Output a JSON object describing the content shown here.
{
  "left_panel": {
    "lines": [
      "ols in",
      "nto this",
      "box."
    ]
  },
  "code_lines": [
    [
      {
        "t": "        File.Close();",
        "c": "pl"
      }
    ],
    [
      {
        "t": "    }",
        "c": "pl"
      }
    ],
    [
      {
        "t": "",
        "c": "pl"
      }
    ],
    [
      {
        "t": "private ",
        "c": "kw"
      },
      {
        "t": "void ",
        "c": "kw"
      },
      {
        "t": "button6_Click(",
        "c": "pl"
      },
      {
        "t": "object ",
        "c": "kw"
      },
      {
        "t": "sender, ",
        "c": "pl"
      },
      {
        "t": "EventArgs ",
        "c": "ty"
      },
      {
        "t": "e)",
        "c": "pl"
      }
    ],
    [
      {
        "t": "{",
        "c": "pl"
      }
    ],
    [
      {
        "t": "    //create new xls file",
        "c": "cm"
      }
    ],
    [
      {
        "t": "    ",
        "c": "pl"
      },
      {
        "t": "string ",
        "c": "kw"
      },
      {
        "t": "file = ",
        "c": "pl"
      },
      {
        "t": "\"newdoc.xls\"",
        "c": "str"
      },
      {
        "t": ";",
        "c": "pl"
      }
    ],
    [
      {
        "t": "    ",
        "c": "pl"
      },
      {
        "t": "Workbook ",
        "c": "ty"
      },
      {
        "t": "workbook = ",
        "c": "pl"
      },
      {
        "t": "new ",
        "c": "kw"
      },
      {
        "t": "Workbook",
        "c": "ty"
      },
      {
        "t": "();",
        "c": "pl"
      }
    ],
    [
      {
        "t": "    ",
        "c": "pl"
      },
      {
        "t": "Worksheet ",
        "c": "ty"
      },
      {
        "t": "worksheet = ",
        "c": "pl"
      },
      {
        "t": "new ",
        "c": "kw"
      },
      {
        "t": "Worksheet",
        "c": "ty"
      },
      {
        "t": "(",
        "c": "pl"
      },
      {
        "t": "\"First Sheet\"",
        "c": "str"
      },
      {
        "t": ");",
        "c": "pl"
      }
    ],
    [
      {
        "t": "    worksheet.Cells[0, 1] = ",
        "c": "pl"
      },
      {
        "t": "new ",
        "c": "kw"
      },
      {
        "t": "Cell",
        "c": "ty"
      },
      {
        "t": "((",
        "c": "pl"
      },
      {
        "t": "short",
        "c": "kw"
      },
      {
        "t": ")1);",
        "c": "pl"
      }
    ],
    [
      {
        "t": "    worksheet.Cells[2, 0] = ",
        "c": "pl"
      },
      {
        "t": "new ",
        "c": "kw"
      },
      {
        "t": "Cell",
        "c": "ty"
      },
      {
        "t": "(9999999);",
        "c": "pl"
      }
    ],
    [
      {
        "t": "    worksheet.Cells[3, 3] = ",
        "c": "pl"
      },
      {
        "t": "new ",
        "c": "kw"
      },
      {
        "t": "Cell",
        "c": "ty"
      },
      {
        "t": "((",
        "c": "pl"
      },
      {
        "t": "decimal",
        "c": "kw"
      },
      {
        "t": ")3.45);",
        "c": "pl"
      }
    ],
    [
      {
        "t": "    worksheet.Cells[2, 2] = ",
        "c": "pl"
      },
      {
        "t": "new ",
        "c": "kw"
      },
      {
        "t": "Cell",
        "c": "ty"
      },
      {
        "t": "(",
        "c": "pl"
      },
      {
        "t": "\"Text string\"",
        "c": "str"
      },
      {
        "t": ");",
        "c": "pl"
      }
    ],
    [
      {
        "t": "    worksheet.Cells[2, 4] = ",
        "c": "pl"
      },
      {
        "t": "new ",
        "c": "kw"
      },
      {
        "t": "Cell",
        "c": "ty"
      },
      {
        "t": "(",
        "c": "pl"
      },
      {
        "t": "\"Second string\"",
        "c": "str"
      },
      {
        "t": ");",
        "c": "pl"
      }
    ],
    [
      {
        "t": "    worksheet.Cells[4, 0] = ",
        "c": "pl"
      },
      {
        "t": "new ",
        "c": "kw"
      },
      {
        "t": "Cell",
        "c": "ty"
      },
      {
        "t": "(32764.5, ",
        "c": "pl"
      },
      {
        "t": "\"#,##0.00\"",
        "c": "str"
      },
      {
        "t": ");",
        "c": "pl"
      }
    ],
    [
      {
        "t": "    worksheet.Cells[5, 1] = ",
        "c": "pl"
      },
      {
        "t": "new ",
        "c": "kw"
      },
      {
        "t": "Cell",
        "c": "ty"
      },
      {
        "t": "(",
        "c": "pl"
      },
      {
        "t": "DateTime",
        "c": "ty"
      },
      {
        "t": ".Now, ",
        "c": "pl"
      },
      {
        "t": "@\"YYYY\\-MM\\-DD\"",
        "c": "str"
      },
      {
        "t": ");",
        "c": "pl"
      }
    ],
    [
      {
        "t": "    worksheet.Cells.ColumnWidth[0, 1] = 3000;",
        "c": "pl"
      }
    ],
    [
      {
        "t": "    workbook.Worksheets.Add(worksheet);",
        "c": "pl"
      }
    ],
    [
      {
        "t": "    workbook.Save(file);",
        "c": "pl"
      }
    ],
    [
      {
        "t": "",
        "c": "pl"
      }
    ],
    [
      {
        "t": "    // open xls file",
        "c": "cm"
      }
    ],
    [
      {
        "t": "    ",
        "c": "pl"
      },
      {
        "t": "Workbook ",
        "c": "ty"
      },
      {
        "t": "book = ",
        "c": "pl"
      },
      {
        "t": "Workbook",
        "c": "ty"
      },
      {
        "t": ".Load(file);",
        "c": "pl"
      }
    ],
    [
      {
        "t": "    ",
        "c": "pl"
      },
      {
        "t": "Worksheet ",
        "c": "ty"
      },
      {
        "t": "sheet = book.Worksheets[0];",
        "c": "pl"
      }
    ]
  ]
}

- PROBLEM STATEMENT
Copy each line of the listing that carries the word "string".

- RESPONSE TO THE EXERCISE
        "t": "string ",
        "t": "\"Text string\"",
        "t": "\"Second string\"",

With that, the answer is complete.